◆ GIVEN RECORDS:
Start of Block
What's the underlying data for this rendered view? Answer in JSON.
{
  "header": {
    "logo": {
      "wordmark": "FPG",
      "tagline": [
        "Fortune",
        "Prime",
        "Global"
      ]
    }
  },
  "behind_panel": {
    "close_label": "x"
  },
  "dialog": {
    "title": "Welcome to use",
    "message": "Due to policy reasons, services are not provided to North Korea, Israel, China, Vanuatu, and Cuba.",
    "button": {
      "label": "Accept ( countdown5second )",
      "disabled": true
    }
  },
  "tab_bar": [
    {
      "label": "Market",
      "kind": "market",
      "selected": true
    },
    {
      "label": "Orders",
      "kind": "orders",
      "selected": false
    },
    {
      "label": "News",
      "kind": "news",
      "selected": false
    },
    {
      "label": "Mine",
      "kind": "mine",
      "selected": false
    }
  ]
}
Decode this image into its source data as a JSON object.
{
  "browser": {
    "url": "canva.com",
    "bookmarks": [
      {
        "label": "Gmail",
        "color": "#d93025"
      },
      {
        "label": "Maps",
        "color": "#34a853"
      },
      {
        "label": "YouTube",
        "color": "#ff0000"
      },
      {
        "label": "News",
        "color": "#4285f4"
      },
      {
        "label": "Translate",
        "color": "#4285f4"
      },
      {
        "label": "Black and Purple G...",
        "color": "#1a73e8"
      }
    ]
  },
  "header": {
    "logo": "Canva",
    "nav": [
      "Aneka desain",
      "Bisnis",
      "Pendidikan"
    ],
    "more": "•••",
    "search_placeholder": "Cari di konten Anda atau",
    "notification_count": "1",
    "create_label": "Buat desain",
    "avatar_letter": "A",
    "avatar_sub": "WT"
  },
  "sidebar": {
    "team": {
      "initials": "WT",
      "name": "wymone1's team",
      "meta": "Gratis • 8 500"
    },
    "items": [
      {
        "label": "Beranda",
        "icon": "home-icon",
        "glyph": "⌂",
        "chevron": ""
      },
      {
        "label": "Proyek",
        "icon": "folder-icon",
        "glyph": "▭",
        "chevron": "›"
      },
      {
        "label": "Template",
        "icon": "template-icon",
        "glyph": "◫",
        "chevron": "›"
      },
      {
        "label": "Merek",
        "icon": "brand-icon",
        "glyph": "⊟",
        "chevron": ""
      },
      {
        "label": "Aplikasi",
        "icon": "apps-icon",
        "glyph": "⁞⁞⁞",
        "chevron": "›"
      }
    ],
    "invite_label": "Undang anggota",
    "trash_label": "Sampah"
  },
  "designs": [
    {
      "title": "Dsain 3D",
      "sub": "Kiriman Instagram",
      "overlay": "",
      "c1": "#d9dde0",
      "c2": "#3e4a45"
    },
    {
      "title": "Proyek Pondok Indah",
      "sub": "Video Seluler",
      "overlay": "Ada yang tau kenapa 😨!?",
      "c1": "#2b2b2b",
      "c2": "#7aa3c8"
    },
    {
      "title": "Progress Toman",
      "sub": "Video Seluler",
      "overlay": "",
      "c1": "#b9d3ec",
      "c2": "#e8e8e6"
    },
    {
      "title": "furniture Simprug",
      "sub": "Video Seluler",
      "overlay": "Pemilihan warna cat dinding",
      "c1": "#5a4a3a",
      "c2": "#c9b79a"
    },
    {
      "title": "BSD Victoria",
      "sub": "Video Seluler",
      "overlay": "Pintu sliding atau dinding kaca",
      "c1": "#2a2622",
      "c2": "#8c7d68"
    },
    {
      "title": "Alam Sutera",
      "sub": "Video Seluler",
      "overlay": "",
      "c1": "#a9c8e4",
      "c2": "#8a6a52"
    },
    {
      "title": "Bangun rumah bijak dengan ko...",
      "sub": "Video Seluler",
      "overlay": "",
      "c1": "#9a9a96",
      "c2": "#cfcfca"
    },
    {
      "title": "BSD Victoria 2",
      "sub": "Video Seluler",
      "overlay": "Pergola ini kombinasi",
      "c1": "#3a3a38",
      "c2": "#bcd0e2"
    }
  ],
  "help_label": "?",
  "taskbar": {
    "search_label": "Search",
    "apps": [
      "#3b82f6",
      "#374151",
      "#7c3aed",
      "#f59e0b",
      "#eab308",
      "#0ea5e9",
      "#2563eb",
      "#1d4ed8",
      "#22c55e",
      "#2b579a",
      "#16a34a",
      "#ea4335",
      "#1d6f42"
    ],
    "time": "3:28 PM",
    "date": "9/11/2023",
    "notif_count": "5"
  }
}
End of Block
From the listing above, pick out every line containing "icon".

◆ REPLY:
        "icon": "home-icon",
        "icon": "folder-icon",
        "icon": "template-icon",
        "icon": "brand-icon",
        "icon": "apps-icon",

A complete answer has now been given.